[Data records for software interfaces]
-------
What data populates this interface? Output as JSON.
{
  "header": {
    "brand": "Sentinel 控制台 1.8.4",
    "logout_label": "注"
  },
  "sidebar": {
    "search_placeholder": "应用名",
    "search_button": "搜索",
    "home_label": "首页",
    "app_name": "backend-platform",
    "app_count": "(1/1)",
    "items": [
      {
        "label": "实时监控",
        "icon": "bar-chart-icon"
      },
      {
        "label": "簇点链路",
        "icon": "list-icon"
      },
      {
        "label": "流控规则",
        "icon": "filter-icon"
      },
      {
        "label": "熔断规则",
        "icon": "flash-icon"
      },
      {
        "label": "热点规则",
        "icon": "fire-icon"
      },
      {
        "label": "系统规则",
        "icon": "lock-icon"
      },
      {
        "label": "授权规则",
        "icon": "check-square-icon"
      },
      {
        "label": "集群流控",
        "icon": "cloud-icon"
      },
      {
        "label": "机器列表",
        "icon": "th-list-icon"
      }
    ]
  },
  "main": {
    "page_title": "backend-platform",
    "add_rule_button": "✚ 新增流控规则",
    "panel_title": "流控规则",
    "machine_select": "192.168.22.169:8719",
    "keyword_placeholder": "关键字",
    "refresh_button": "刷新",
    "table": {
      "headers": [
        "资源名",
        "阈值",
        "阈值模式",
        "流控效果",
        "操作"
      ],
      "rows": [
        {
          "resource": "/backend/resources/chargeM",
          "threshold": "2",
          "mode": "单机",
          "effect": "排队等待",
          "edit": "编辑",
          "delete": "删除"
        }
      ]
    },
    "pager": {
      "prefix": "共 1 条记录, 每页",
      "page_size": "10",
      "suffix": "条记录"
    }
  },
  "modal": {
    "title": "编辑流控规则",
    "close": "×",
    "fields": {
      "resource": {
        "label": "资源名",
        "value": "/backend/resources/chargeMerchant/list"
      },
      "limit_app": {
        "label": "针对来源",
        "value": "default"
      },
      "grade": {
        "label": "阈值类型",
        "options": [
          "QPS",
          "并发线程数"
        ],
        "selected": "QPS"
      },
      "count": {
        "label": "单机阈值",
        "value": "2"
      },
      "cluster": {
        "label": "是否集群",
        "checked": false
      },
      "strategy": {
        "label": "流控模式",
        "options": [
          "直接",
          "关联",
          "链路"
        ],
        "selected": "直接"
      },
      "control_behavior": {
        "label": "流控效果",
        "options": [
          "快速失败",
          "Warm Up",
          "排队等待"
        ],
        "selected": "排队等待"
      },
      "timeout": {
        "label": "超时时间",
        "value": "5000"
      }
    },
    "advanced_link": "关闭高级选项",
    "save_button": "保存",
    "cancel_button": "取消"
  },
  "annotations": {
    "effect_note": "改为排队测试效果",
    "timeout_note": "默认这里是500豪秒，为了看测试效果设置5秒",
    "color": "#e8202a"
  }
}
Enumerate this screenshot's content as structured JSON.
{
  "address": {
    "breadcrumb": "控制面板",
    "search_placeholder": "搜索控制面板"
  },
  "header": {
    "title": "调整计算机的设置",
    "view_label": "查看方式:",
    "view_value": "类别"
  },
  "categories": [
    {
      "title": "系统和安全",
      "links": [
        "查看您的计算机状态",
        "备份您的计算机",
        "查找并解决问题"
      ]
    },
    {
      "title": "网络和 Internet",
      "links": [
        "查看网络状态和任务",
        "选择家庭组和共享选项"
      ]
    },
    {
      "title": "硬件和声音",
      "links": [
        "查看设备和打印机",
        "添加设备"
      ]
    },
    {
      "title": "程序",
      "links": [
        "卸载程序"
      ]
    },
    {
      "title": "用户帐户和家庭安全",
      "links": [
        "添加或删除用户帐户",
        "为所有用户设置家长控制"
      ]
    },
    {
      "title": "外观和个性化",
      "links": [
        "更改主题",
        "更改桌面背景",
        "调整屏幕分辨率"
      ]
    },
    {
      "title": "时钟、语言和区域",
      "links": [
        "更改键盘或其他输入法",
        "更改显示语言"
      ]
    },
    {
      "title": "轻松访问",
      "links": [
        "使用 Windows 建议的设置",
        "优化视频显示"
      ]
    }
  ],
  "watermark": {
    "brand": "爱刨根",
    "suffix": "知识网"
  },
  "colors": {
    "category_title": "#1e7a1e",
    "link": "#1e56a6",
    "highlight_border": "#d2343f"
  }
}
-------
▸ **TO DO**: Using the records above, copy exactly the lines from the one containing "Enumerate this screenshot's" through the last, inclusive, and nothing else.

▸ **OUTPUT OF THE TASK**:
Enumerate this screenshot's content as structured JSON.
{
  "address": {
    "breadcrumb": "控制面板",
    "search_placeholder": "搜索控制面板"
  },
  "header": {
    "title": "调整计算机的设置",
    "view_label": "查看方式:",
    "view_value": "类别"
  },
  "categories": [
    {
      "title": "系统和安全",
      "links": [
        "查看您的计算机状态",
        "备份您的计算机",
        "查找并解决问题"
      ]
    },
    {
      "title": "网络和 Internet",
      "links": [
        "查看网络状态和任务",
        "选择家庭组和共享选项"
      ]
    },
    {
      "title": "硬件和声音",
      "links": [
        "查看设备和打印机",
        "添加设备"
      ]
    },
    {
      "title": "程序",
      "links": [
        "卸载程序"
      ]
    },
    {
      "title": "用户帐户和家庭安全",
      "links": [
        "添加或删除用户帐户",
        "为所有用户设置家长控制"
      ]
    },
    {
      "title": "外观和个性化",
      "links": [
        "更改主题",
        "更改桌面背景",
        "调整屏幕分辨率"
      ]
    },
    {
      "title": "时钟、语言和区域",
      "links": [
        "更改键盘或其他输入法",
        "更改显示语言"
      ]
    },
    {
      "title": "轻松访问",
      "links": [
        "使用 Windows 建议的设置",
        "优化视频显示"
      ]
    }
  ],
  "watermark": {
    "brand": "爱刨根",
    "suffix": "知识网"
  },
  "colors": {
    "category_title": "#1e7a1e",
    "link": "#1e56a6",
    "highlight_border": "#d2343f"
  }
}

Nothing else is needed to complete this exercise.